Addiction expert Anne Brown says friends and family must confront suspected abusers before it’s too late
After a lengthy investigation, Whitney Houston’s cause of death has been determined. Houston was determined to have accidentally drowned on February 11 following an apparent heart episode with cocaine as a contributing factor.
Many already suspected substance abuse played a role as Houston had a history of addiction that she was trying to overcome.
“Whitney Houston’s death is a tragic reminder of how little we really know about successfully treating addictions (and must still learn from science),” said Anne Brown, PhD, RNCS of Aspen Progressive Addiction Solutions. “Many people cannot talk their way out of their addiction. Whitney knew she was her own worst enemy. It appears Whitney may have made a mistake or miscalculated her substances. The pain of her loss will be felt by many forever and yet that was never her intent.”
When it comes to drug or alcohol addiction – or any other addiction, for that matter - there’s no one more important in the life of the addict than the friends and family around him or her. It’s rare when addicts decide on their own that they’re in trouble and need help; therefore, it’s up to those around them to intervene and help rid their loved one of that addiction.
“How many women see their friends getting into a car after getting too much to drink and picking up their children?” Brown asked. “Every opportunity you get you have to intervene.”
Like this story? Check out: Dr. Joseph Shrand on the Importance of Trust
Brown says many people write off someone’s substance abuse problem as something that may only happen once in awhile – but that’s not a good excuse.
“I think the most challenging part of addictions is, at the time the individual has to make the best decision of his life [to get help], his brain cells are in the worst of shape,” Brown said. “The call to action really is for the loved ones, because that’s usually how someone stops. For someone to stop pretending their friends, their loved ones, their parents, their husband, their wife, is not in trouble.”
“Be aware of somebody that you love because it’s such a tearing thing to sit down with them and say ‘I’m really concerned, you appear to be out of control. You need to get some help,’” she added.
Brown offered several tips for sitting down to confront a loved one about their problem:
- Be ready to be disliked. “You have to understand, they’re not going to thank you … but you sit down with them” anyway.
- Do NOT organize a group of people to sit down with someone for an intervention when you yourself haven’t tried talking to the potential addict one-on-one. Try saying: “Hey, I love you. I’m concerned.” And you have to give evidence of a problem. You can’t just say “you’re drinking too much.”Have specific dates and instances ready.
- Choose a time to talk when everyone is sober, and start the conversation with something like: “I’m really concerned about you. I love you. I know you wouldn’t want to be doing the things you’re doing. I want you to get some help.”
- If talking doesn’t work, use leverage - something like telling the addict you’re going to run a sober house, you won’t serve alcohol at get togethers, or you won’t go with the addict to parties when alcohol is being served. “You limit yourself, you take yourself out of situations you’re concerned about. The worse thing you can do is say you’re going to do it then not do it. Then they know they have you.”

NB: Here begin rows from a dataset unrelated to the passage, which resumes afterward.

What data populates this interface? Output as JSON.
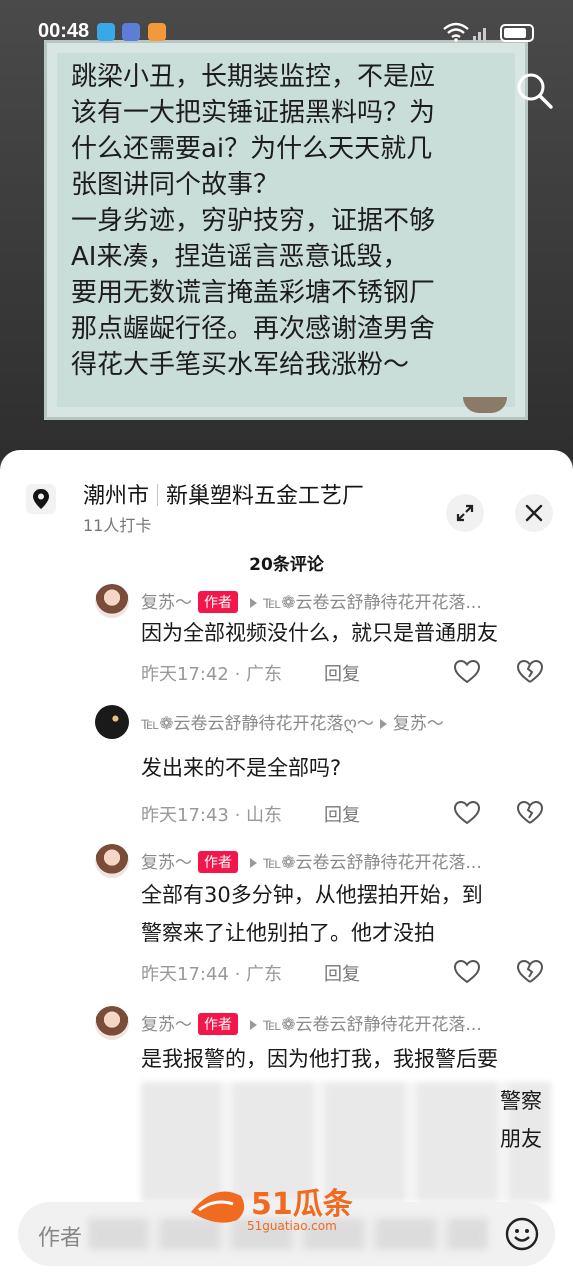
{
  "status_bar": {
    "time": "00:48"
  },
  "video": {
    "note_lines": [
      "跳梁小丑，长期装监控，不是应",
      "该有一大把实锤证据黑料吗？为",
      "什么还需要ai？为什么天天就几",
      "张图讲同个故事？",
      "一身劣迹，穷驴技穷，证据不够",
      "AI来凑，捏造谣言恶意诋毁，",
      "要用无数谎言掩盖彩塘不锈钢厂",
      "那点龌龊行径。再次感谢渣男舍",
      "得花大手笔买水军给我涨粉～"
    ]
  },
  "location": {
    "city": "潮州市",
    "place": "新巢塑料五金工艺厂",
    "checkins": "11人打卡"
  },
  "comments_header": "20条评论",
  "comments": [
    {
      "author": "复苏～",
      "badge": "作者",
      "reply_to": "℡❁云卷云舒静待花开花落...",
      "lines": [
        "因为全部视频没什么，就只是普通朋友"
      ],
      "time": "昨天17:42 · 广东",
      "reply": "回复"
    },
    {
      "author": "℡❁云卷云舒静待花开花落ღ〜",
      "badge": "",
      "reply_to": "复苏～",
      "lines": [
        "发出来的不是全部吗?"
      ],
      "time": "昨天17:43 · 山东",
      "reply": "回复"
    },
    {
      "author": "复苏～",
      "badge": "作者",
      "reply_to": "℡❁云卷云舒静待花开花落...",
      "lines": [
        "全部有30多分钟，从他摆拍开始，到",
        "警察来了让他别拍了。他才没拍"
      ],
      "time": "昨天17:44 · 广东",
      "reply": "回复"
    },
    {
      "author": "复苏～",
      "badge": "作者",
      "reply_to": "℡❁云卷云舒静待花开花落...",
      "lines": [
        "是我报警的，因为他打我，我报警后要"
      ],
      "visible_tail": [
        "警察",
        "朋友"
      ],
      "time": "",
      "reply": ""
    }
  ],
  "input": {
    "placeholder": "作者"
  },
  "watermark": {
    "brand": "51瓜条",
    "domain": "51guatiao.com"
  },
  "colors": {
    "badge": "#f3164a",
    "watermark": "#f06a20"
  }
}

Nine times out of 10, Brown said, her patients come to her saying no one ever had such a conversation with them about their problem. She encourages everyone to take a good, hard look at their circle of friends and family, or someone else in your life that perhaps you or others have gossiped about. Chances are, you know at least one person who may have some type of substance abuse problem.
“If you’re not talking to that person, then you’re participating in enabling,” she said. “It really is about getting a backbone – regardless if someone yells at you.”
Brown’s book, Developing Your Backbone: The Science of Saying No, helps people do just that. It helps empower people during interpersonal interactions, helps them speak authentically, and teaches “people pleasers” to implement “Backbone tools”: The ability to say ‘No’ with dignity, make requests, and speak authentically, which can radically change one’s life.
“All of us need Backbone Tools,” Brown says about her book. “When you bump up against the Bernie Madoffs of the world and they can’t tolerate requests, it is time for you to move on before you find your wallet empty. The people in 12 step programs can greatly enhance their recovery by reading this book. I believe for most people struggling with addictions, including eating disorders, and the friends and families of those struggling with addictions, there is a component of people pleasing. Women who have been abused or are being abused AFTER they are in a safe environment need Backbone skills. If they learn these skills early in life they will have the tools to avoid abusive, toxic situations.”
The latest version of Brown’s book, The Science of Saying No: The Power of Developing Your Backbone, is now available on iTunes and on Amazon.com in digital format with an accompanying workbook.
- For more daily expert updates, follow genConnect on Twitter and Facebook.
- To stay on top of Dr. Anne Brown’s latest posts, as well as the contributions from other experts on the site: Sign Up for genConnect.